◆ Problem to solve ◆
Type the data below again exactly. Omit all pictures.

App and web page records
>>>>
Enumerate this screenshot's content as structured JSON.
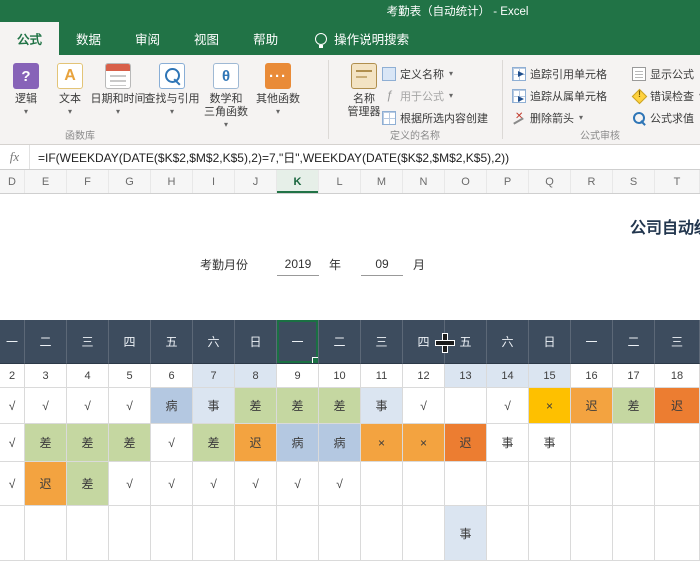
{
  "title_bar": {
    "title": "考勤表（自动统计） - Excel"
  },
  "ribbon_tabs": {
    "formulas": "公式",
    "data": "数据",
    "review": "审阅",
    "view": "视图",
    "help": "帮助",
    "search_label": "操作说明搜索"
  },
  "ribbon": {
    "function_library": {
      "group_label": "函数库",
      "logic": "逻辑",
      "text": "文本",
      "datetime": "日期和时间",
      "lookup": "查找与引用",
      "math_line1": "数学和",
      "math_line2": "三角函数",
      "more_functions": "其他函数"
    },
    "defined_names": {
      "group_label": "定义的名称",
      "name_manager_line1": "名称",
      "name_manager_line2": "管理器",
      "define_name": "定义名称",
      "use_in_formula": "用于公式",
      "create_from_selection": "根据所选内容创建"
    },
    "formula_auditing": {
      "group_label": "公式审核",
      "trace_precedents": "追踪引用单元格",
      "trace_dependents": "追踪从属单元格",
      "remove_arrows": "删除箭头",
      "show_formulas": "显示公式",
      "error_checking": "错误检查",
      "evaluate_formula": "公式求值"
    }
  },
  "formula_bar": {
    "fx_label": "fx",
    "formula": "=IF(WEEKDAY(DATE($K$2,$M$2,K$5),2)=7,\"日\",WEEKDAY(DATE($K$2,$M$2,K$5),2))"
  },
  "sheet": {
    "title": "公司自动统计",
    "month_label": "考勤月份",
    "year_value": "2019",
    "year_unit": "年",
    "month_value": "09",
    "month_unit": "月"
  },
  "grid": {
    "column_letters": [
      "D",
      "E",
      "F",
      "G",
      "H",
      "I",
      "J",
      "K",
      "L",
      "M",
      "N",
      "O",
      "P",
      "Q",
      "R",
      "S",
      "T"
    ],
    "selected_column": "K",
    "selected_cell": "K4",
    "weekdays": [
      "一",
      "二",
      "三",
      "四",
      "五",
      "六",
      "日",
      "一",
      "二",
      "三",
      "四",
      "五",
      "六",
      "日",
      "一",
      "二",
      "三"
    ],
    "days": [
      "2",
      "3",
      "4",
      "5",
      "6",
      "7",
      "8",
      "9",
      "10",
      "11",
      "12",
      "13",
      "14",
      "15",
      "16",
      "17",
      "18"
    ],
    "shaded_day_indexes": [
      5,
      6,
      11,
      12,
      13
    ],
    "rows": [
      [
        {
          "t": "√"
        },
        {
          "t": "√"
        },
        {
          "t": "√"
        },
        {
          "t": "√"
        },
        {
          "t": "病",
          "f": "blue"
        },
        {
          "t": "事",
          "f": "lightblue"
        },
        {
          "t": "差",
          "f": "green"
        },
        {
          "t": "差",
          "f": "green"
        },
        {
          "t": "差",
          "f": "green"
        },
        {
          "t": "事",
          "f": "lightblue"
        },
        {
          "t": "√"
        },
        {
          "t": ""
        },
        {
          "t": "√"
        },
        {
          "t": "×",
          "f": "yellow"
        },
        {
          "t": "迟",
          "f": "orange"
        },
        {
          "t": "差",
          "f": "green"
        },
        {
          "t": "迟",
          "f": "deeporange"
        }
      ],
      [
        {
          "t": "√"
        },
        {
          "t": "差",
          "f": "green"
        },
        {
          "t": "差",
          "f": "green"
        },
        {
          "t": "差",
          "f": "green"
        },
        {
          "t": "√"
        },
        {
          "t": "差",
          "f": "green"
        },
        {
          "t": "迟",
          "f": "orange"
        },
        {
          "t": "病",
          "f": "blue"
        },
        {
          "t": "病",
          "f": "blue"
        },
        {
          "t": "×",
          "f": "orange"
        },
        {
          "t": "×",
          "f": "orange"
        },
        {
          "t": "迟",
          "f": "deeporange"
        },
        {
          "t": "事"
        },
        {
          "t": "事"
        },
        {
          "t": ""
        },
        {
          "t": ""
        },
        {
          "t": ""
        }
      ],
      [
        {
          "t": "√"
        },
        {
          "t": "迟",
          "f": "orange"
        },
        {
          "t": "差",
          "f": "green"
        },
        {
          "t": "√"
        },
        {
          "t": "√"
        },
        {
          "t": "√"
        },
        {
          "t": "√"
        },
        {
          "t": "√"
        },
        {
          "t": "√"
        },
        {
          "t": ""
        },
        {
          "t": ""
        },
        {
          "t": ""
        },
        {
          "t": ""
        },
        {
          "t": ""
        },
        {
          "t": ""
        },
        {
          "t": ""
        },
        {
          "t": ""
        }
      ],
      [
        {
          "t": ""
        },
        {
          "t": ""
        },
        {
          "t": ""
        },
        {
          "t": ""
        },
        {
          "t": ""
        },
        {
          "t": ""
        },
        {
          "t": ""
        },
        {
          "t": ""
        },
        {
          "t": ""
        },
        {
          "t": ""
        },
        {
          "t": ""
        },
        {
          "t": "事",
          "f": "lightblue"
        },
        {
          "t": ""
        },
        {
          "t": ""
        },
        {
          "t": ""
        },
        {
          "t": ""
        },
        {
          "t": ""
        }
      ]
    ],
    "colors": {
      "green": "#c5d7a1",
      "blue": "#b4c8e1",
      "lightblue": "#dbe5f1",
      "orange": "#f3a340",
      "deeporange": "#ec7d31",
      "yellow": "#fec000",
      "header_dark": "#3d4c5e",
      "excel_green": "#217346"
    }
  }
}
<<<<
◆ Answer to the problem ◆
Enumerate this screenshot's content as structured JSON.
{
  "title_bar": {
    "title": "考勤表（自动统计） - Excel"
  },
  "ribbon_tabs": {
    "formulas": "公式",
    "data": "数据",
    "review": "审阅",
    "view": "视图",
    "help": "帮助",
    "search_label": "操作说明搜索"
  },
  "ribbon": {
    "function_library": {
      "group_label": "函数库",
      "logic": "逻辑",
      "text": "文本",
      "datetime": "日期和时间",
      "lookup": "查找与引用",
      "math_line1": "数学和",
      "math_line2": "三角函数",
      "more_functions": "其他函数"
    },
    "defined_names": {
      "group_label": "定义的名称",
      "name_manager_line1": "名称",
      "name_manager_line2": "管理器",
      "define_name": "定义名称",
      "use_in_formula": "用于公式",
      "create_from_selection": "根据所选内容创建"
    },
    "formula_auditing": {
      "group_label": "公式审核",
      "trace_precedents": "追踪引用单元格",
      "trace_dependents": "追踪从属单元格",
      "remove_arrows": "删除箭头",
      "show_formulas": "显示公式",
      "error_checking": "错误检查",
      "evaluate_formula": "公式求值"
    }
  },
  "formula_bar": {
    "fx_label": "fx",
    "formula": "=IF(WEEKDAY(DATE($K$2,$M$2,K$5),2)=7,\"日\",WEEKDAY(DATE($K$2,$M$2,K$5),2))"
  },
  "sheet": {
    "title": "公司自动统计",
    "month_label": "考勤月份",
    "year_value": "2019",
    "year_unit": "年",
    "month_value": "09",
    "month_unit": "月"
  },
  "grid": {
    "column_letters": [
      "D",
      "E",
      "F",
      "G",
      "H",
      "I",
      "J",
      "K",
      "L",
      "M",
      "N",
      "O",
      "P",
      "Q",
      "R",
      "S",
      "T"
    ],
    "selected_column": "K",
    "selected_cell": "K4",
    "weekdays": [
      "一",
      "二",
      "三",
      "四",
      "五",
      "六",
      "日",
      "一",
      "二",
      "三",
      "四",
      "五",
      "六",
      "日",
      "一",
      "二",
      "三"
    ],
    "days": [
      "2",
      "3",
      "4",
      "5",
      "6",
      "7",
      "8",
      "9",
      "10",
      "11",
      "12",
      "13",
      "14",
      "15",
      "16",
      "17",
      "18"
    ],
    "shaded_day_indexes": [
      5,
      6,
      11,
      12,
      13
    ],
    "rows": [
      [
        {
          "t": "√"
        },
        {
          "t": "√"
        },
        {
          "t": "√"
        },
        {
          "t": "√"
        },
        {
          "t": "病",
          "f": "blue"
        },
        {
          "t": "事",
          "f": "lightblue"
        },
        {
          "t": "差",
          "f": "green"
        },
        {
          "t": "差",
          "f": "green"
        },
        {
          "t": "差",
          "f": "green"
        },
        {
          "t": "事",
          "f": "lightblue"
        },
        {
          "t": "√"
        },
        {
          "t": ""
        },
        {
          "t": "√"
        },
        {
          "t": "×",
          "f": "yellow"
        },
        {
          "t": "迟",
          "f": "orange"
        },
        {
          "t": "差",
          "f": "green"
        },
        {
          "t": "迟",
          "f": "deeporange"
        }
      ],
      [
        {
          "t": "√"
        },
        {
          "t": "差",
          "f": "green"
        },
        {
          "t": "差",
          "f": "green"
        },
        {
          "t": "差",
          "f": "green"
        },
        {
          "t": "√"
        },
        {
          "t": "差",
          "f": "green"
        },
        {
          "t": "迟",
          "f": "orange"
        },
        {
          "t": "病",
          "f": "blue"
        },
        {
          "t": "病",
          "f": "blue"
        },
        {
          "t": "×",
          "f": "orange"
        },
        {
          "t": "×",
          "f": "orange"
        },
        {
          "t": "迟",
          "f": "deeporange"
        },
        {
          "t": "事"
        },
        {
          "t": "事"
        },
        {
          "t": ""
        },
        {
          "t": ""
        },
        {
          "t": ""
        }
      ],
      [
        {
          "t": "√"
        },
        {
          "t": "迟",
          "f": "orange"
        },
        {
          "t": "差",
          "f": "green"
        },
        {
          "t": "√"
        },
        {
          "t": "√"
        },
        {
          "t": "√"
        },
        {
          "t": "√"
        },
        {
          "t": "√"
        },
        {
          "t": "√"
        },
        {
          "t": ""
        },
        {
          "t": ""
        },
        {
          "t": ""
        },
        {
          "t": ""
        },
        {
          "t": ""
        },
        {
          "t": ""
        },
        {
          "t": ""
        },
        {
          "t": ""
        }
      ],
      [
        {
          "t": ""
        },
        {
          "t": ""
        },
        {
          "t": ""
        },
        {
          "t": ""
        },
        {
          "t": ""
        },
        {
          "t": ""
        },
        {
          "t": ""
        },
        {
          "t": ""
        },
        {
          "t": ""
        },
        {
          "t": ""
        },
        {
          "t": ""
        },
        {
          "t": "事",
          "f": "lightblue"
        },
        {
          "t": ""
        },
        {
          "t": ""
        },
        {
          "t": ""
        },
        {
          "t": ""
        },
        {
          "t": ""
        }
      ]
    ],
    "colors": {
      "green": "#c5d7a1",
      "blue": "#b4c8e1",
      "lightblue": "#dbe5f1",
      "orange": "#f3a340",
      "deeporange": "#ec7d31",
      "yellow": "#fec000",
      "header_dark": "#3d4c5e",
      "excel_green": "#217346"
    }
  }
}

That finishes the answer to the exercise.